Otters

OttersThere are 13 different species of Otter including the African Clawless Otter, Asian Small-Clawed Otter, Congo Clawless Otter, Sea Otter, North American River Otter, Marine Otter, Neotropical Otter, South American River Otter, Eurasian Otter, Spotted-Neck Otter, Hairy Nosed Otter, Smooth Coat Otter, and the Hairy Otter. Otters are members of the Mustelidae family of carnivores, which also includes the badger, polecat, mink, ferret, pine marten, stoat and weasel.

Otters are adorable creatures that live both on land and in the water. They are often mistaken for beavers though. They hunt for food both in the water such as fish and then also land creatures including small reptiles. They are small animals that average about four feet in length and up to 30 pounds. Otters eat fish, mollusks, frogs crayfish, crabs, abalone, mussels, and clams. Otters live to be about 15-so years old

They have been around for at least 5 million years based on early fossil remains. They are found in very diverse locations and even small bodies of water. The future for some of the species is in danger though due to hunting and due to the destruction of their natural habitat.

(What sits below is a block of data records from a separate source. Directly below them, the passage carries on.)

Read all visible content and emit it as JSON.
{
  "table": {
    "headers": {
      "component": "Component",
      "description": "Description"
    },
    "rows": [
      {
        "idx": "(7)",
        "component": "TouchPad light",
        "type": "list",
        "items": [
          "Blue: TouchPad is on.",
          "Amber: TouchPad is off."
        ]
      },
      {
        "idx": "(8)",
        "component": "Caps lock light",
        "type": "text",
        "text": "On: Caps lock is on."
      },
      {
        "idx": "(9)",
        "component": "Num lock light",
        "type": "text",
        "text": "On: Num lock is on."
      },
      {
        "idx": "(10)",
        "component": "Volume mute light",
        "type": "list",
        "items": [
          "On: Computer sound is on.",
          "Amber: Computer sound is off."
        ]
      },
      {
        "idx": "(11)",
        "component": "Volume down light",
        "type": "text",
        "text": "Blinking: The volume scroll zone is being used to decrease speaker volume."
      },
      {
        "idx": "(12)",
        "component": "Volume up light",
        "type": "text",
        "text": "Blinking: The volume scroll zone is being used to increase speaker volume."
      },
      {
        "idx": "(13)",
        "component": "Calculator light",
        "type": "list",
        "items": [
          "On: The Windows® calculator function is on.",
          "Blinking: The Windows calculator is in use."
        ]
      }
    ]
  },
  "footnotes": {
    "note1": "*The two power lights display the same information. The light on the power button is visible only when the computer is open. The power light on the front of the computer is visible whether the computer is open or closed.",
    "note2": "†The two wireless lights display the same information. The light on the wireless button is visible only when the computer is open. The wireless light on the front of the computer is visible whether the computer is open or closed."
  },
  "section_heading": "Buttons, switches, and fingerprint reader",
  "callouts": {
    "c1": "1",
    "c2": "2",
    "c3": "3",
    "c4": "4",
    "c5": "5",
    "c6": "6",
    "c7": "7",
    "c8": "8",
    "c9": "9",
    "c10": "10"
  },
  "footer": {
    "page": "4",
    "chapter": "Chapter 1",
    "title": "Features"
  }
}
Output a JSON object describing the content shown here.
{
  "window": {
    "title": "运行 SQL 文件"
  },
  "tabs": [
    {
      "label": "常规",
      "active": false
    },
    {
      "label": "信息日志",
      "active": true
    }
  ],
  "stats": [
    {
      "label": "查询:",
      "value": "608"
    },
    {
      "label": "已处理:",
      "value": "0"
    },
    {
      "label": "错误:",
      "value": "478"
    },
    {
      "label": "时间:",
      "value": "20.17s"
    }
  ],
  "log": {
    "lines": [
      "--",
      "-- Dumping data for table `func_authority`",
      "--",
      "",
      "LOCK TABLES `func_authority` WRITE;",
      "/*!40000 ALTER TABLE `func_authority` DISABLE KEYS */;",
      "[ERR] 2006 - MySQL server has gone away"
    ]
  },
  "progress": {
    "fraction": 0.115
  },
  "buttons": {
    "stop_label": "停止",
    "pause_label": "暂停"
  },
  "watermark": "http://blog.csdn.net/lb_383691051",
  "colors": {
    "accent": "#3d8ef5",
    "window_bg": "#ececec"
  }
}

Many of them can’t find enough food to survive or the waters around them are polluted which results in them becoming very ill.

ottersOtters can stay submerged for about five minutes, because their heart rate slows, and they use less oxygen. They’re also good at floating on the water’s surface, because air trapped in their fur makes them more buoyant. Keeping their fur in good condition is important, so otters spend a lot of time grooming. In fact, if their fur becomes matted with something like oil, it can damage their ability to hunt for food and stay warm.. Otters also have long, slightly flattened tails that move sideways to propel them through the water while their back feet act like rudders to steer.

Female otters rear their young on their own. The young otters will remain with her for about a year, learning all the skills they will need for life on their own. There may be 2 – 5 cubs in the litter, but usually only one or two will survive. After their first year they have to leave to set up their own home range somewhere else, often traveling great distances.